National Institute of Standards and Technology. "Magnetic Nanoparticles Assembled Into Long Chains." ScienceDaily. ScienceDaily, 23 October 2005. <www.sciencedaily.com/releases/2005/10/051023122633.htm>.
National Institute of Standards and Technology. (2005, October 23). Magnetic Nanoparticles Assembled Into Long Chains. ScienceDaily. Retrieved July 31, 2014 from www.sciencedaily.com/releases/2005/10/051023122633.htm
National Institute of Standards and Technology. "Magnetic Nanoparticles Assembled Into Long Chains." ScienceDaily. www.sciencedaily.com/releases/2005/10/051023122633.htm (accessed July 31, 2014).

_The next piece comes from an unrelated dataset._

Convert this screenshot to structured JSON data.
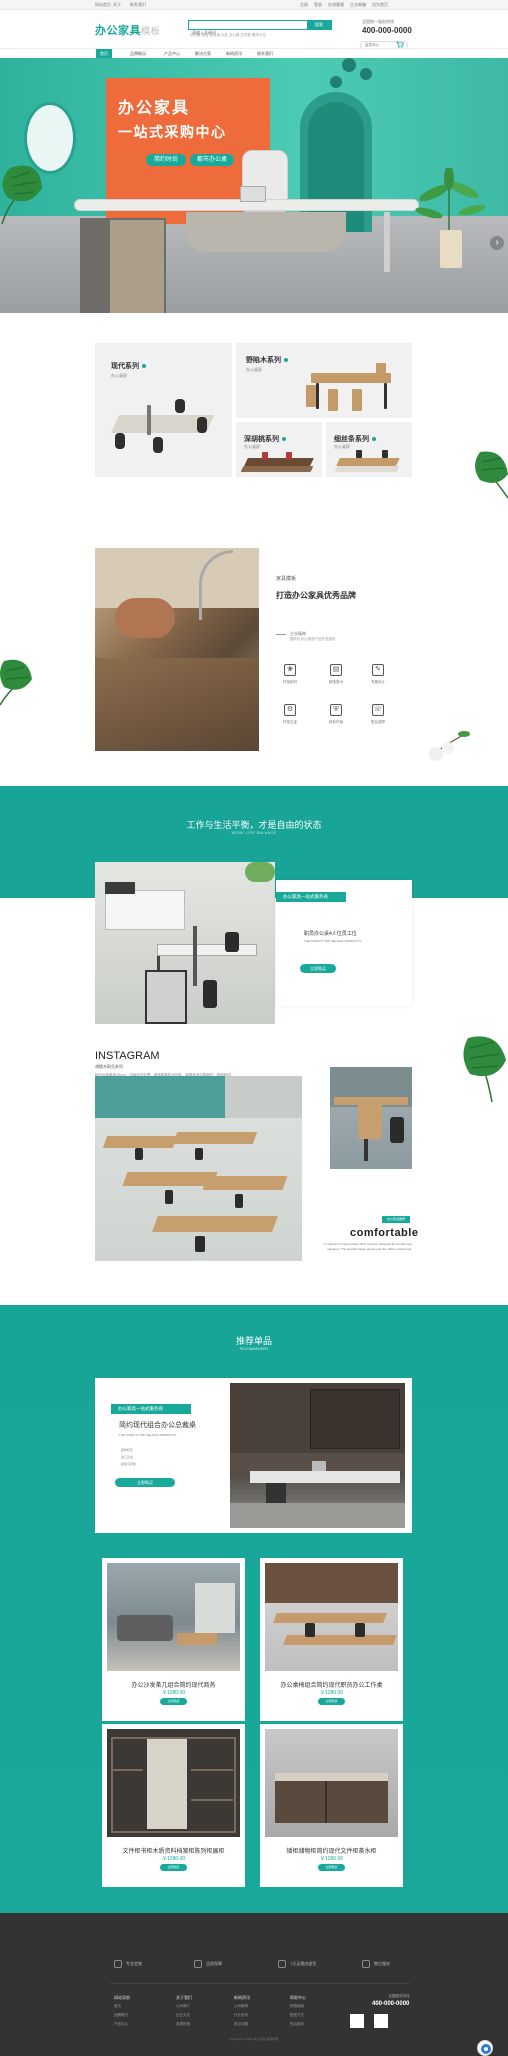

Share This




More Matter & Energy News

Thursday, July 31, 2014

Featured Research

from universities, journals, and other organizations


Featured Videos

from AP, Reuters, AFP, and other news services

Britain Testing Driverless Cars on Roadways

Britain Testing Driverless Cars on Roadways

AP (July 30, 2014) — British officials said on Wednesday that driverless cars will be tested on roads in as many as three cities in a trial program set to begin in January. Officials said the tests will last up to three years. (July 30) Video provided by AP
Powered by NewsLook.com
7 Ways to Use Toothpaste: Howdini Hacks

7 Ways to Use Toothpaste: Howdini Hacks

Howdini (July 30, 2014) — Fresh breath and clean teeth are great, but have you ever thought, "my toothpaste could be doing more". Well, it can! Lots of things! Howdini has 7 new uses for this household staple. Video provided by Howdini
Powered by NewsLook.com
Amid Drought, UCLA Sees Only Water

Amid Drought, UCLA Sees Only Water

AP (July 30, 2014) — A ruptured 93-year-old water main left the UCLA campus awash in 8 million gallons of water in the middle of California's worst drought in decades. (July 30) Video provided by AP
Powered by NewsLook.com
Smartphone Powered Paper Plane Debuts at Airshow

Smartphone Powered Paper Plane Debuts at Airshow

AP (July 30, 2014) — Smartphone powered paper airplane that was popular on crowdfunding website KickStarter makes its debut at Wisconsin airshow (July 30) Video provided by AP
Powered by NewsLook.com

Search ScienceDaily

Number of stories in archives: 140,361

Find with keyword(s):
 
Enter a keyword or phrase to search ScienceDaily for related topics and research stories.

Save/Print:
Share:  

Breaking News:
from the past week

In Other News

... from NewsDaily.com

Science News

Health News

Environment News

Technology News



    Save/Print:
    Share:  

    Free Subscriptions


    Get the latest science news with ScienceDaily's free email newsletters, updated daily and weekly. Or view hourly updated newsfeeds in your RSS reader:

    Get Social & Mobile


    Keep up to date with the latest news from ScienceDaily via social networks and mobile apps:

    Have Feedback?


    Tell us what you think of ScienceDaily -- we welcome both positive and negative comments. Have any problems using the site? Questions?
    Mobile iPhone Android Web
    Follow Facebook Twitter Google+
    Subscribe RSS Feeds Email Newsletters
    Latest Headlines Health & Medicine Mind & Brain Space & Time Matter & Energy Computers & Math Plants & Animals Earth & Climate Fossils & Ruins